Treatise on the Art of Letter Writing (St. Gregory the Theologian)

Letter 51 of St. Gregory the Theologian is addressed to Nicobulus the Younger, his great-nephew. Gregory considered Nicobulus "the most important of the relatives I care about." He had studied under Gregory in Cappadocia and then hoped to study overseas, desiring "excellence in speaking" through "the fiery force of rhetoric" as his greatest ambition, to make a name for himself "both in assemblies and in court." His model in this of course was his great-uncle himself. In this letter, Nicobulus the Younger, having requested of his great-uncle a treatise on letter writing, Gregory responds with a short letter about the art of writing a letter.

Of those who write letters, since this is what you ask, some write at too great a length, and others err on the side of deficiency; and both miss the mean, like archers shooting at a mark and sending some shafts short of it and others beyond it; for the missing is the same though on opposite sides. Now the measure of letters is their usefulness: and we must neither write at very great length when there is little to say, nor very briefly when there is a great deal. What? Are we to measure our wisdom by the Persian Schene,* or by the cubits of a child,** and to write so imperfectly as not to write at all but to copy the midday shadows, or lines which meet right in front of you, whose lengths are foreshortened and which show themselves in glimpses rather than plainly, being recognized only by certain of their extremities? We must in both respects avoid the want of moderation and hit off the moderate. This is my opinion as to brevity; as to perspicuity it is clear that one should avoid the oratorical form as much as possible and lean rather to the chatty, and, to speak concisely, that is the best and most beautiful letter which can convince either an unlearned or an educated reader; the one, as being within the reach of the many; the other, as above the many; and it should be intelligible in itself. It is equally disagreeable to think out a riddle and to have to interpret a letter.

The third point about a letter is grace. This we shall safeguard if we do not write in any way that is dry and unpleasing or unadorned and badly arranged and untrimmed, as they call it; as for instance a style destitute of maxims and proverbs and pithy sayings, or even jokes and enigmas, by which language is sweetened. Yet we must not seem to abuse these things by an excessive employment of them. Their entire omission shews rusticity, but the abuse of them shews insatiability. We may use them about as much as purple is used in woven stuffs.

Figures of speech we shall admit, but few and modest.

Antitheses and balanced clauses and nicely divided sentences, we shall leave to the sophists, or if we do sometimes admit them, we shall do so rather in play than in earnest.

My final remark shall be one which I heard a clever man make about the eagle, that when the birds were electing a king, and came with various adornment, the most beautiful point about him was that he did not think himself beautiful. This point is to be especially attended to in letter-writing, to be without adventitious ornament and as natural as possible.
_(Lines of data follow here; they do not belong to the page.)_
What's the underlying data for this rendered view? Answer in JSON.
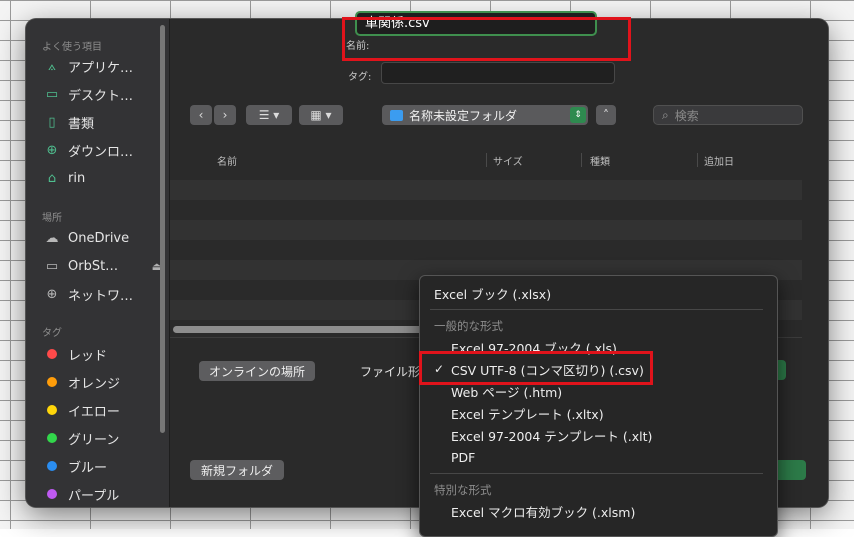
{
  "sidebar": {
    "favorites_heading": "よく使う項目",
    "favorites": [
      {
        "label": "アプリケ…",
        "icon": "applications-icon"
      },
      {
        "label": "デスクト…",
        "icon": "desktop-icon"
      },
      {
        "label": "書類",
        "icon": "documents-icon"
      },
      {
        "label": "ダウンロ…",
        "icon": "downloads-icon"
      },
      {
        "label": "rin",
        "icon": "home-icon"
      }
    ],
    "locations_heading": "場所",
    "locations": [
      {
        "label": "OneDrive",
        "icon": "cloud-icon"
      },
      {
        "label": "OrbSt…",
        "icon": "computer-icon"
      },
      {
        "label": "ネットワ…",
        "icon": "network-icon"
      }
    ],
    "tags_heading": "タグ",
    "tags": [
      {
        "label": "レッド",
        "color": "#ff4a4a"
      },
      {
        "label": "オレンジ",
        "color": "#ff9d0a"
      },
      {
        "label": "イエロー",
        "color": "#ffd60a"
      },
      {
        "label": "グリーン",
        "color": "#32d74b"
      },
      {
        "label": "ブルー",
        "color": "#2a8df0"
      },
      {
        "label": "パープル",
        "color": "#bf5af2"
      }
    ]
  },
  "save": {
    "name_label": "名前:",
    "name_value": "車関係.csv",
    "tag_label": "タグ:",
    "tag_value": ""
  },
  "toolbar": {
    "back_icon": "chevron-left-icon",
    "forward_icon": "chevron-right-icon",
    "list_view_icon": "list-icon",
    "grid_view_icon": "grid-icon",
    "folder": "名称未設定フォルダ",
    "search_placeholder": "検索"
  },
  "columns": [
    "名前",
    "サイズ",
    "種類",
    "追加日"
  ],
  "buttons": {
    "online": "オンラインの場所",
    "new_folder": "新規フォルダ"
  },
  "format_label": "ファイル形",
  "format_menu": {
    "top_item": "Excel ブック (.xlsx)",
    "common_heading": "一般的な形式",
    "common_items": [
      {
        "label": "Excel 97-2004 ブック (.xls)",
        "checked": false
      },
      {
        "label": "CSV UTF-8 (コンマ区切り) (.csv)",
        "checked": true
      },
      {
        "label": "Web ページ (.htm)",
        "checked": false
      },
      {
        "label": "Excel テンプレート (.xltx)",
        "checked": false
      },
      {
        "label": "Excel 97-2004 テンプレート (.xlt)",
        "checked": false
      },
      {
        "label": "PDF",
        "checked": false
      }
    ],
    "special_heading": "特別な形式",
    "special_items": [
      {
        "label": "Excel マクロ有効ブック (.xlsm)",
        "checked": false
      }
    ],
    "check_mark": "✓"
  },
  "colors": {
    "highlight_red": "#e0131b",
    "focus_green": "#3f8f4e",
    "folder_blue": "#3b9cf0"
  }
}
So much about letters I send you by a letter; but perhaps you had better not apply it to myself, who am busied about more important matters. The rest you will work out for yourself, as you are quick at learning, and those who are clever in these matters will teach you.


* Each schene, comprising 60 stades, is equal to 19,636 English feet.

** Each cubit, approximately equal to the length of a forearm, was typically about 18 inches or 44 cm.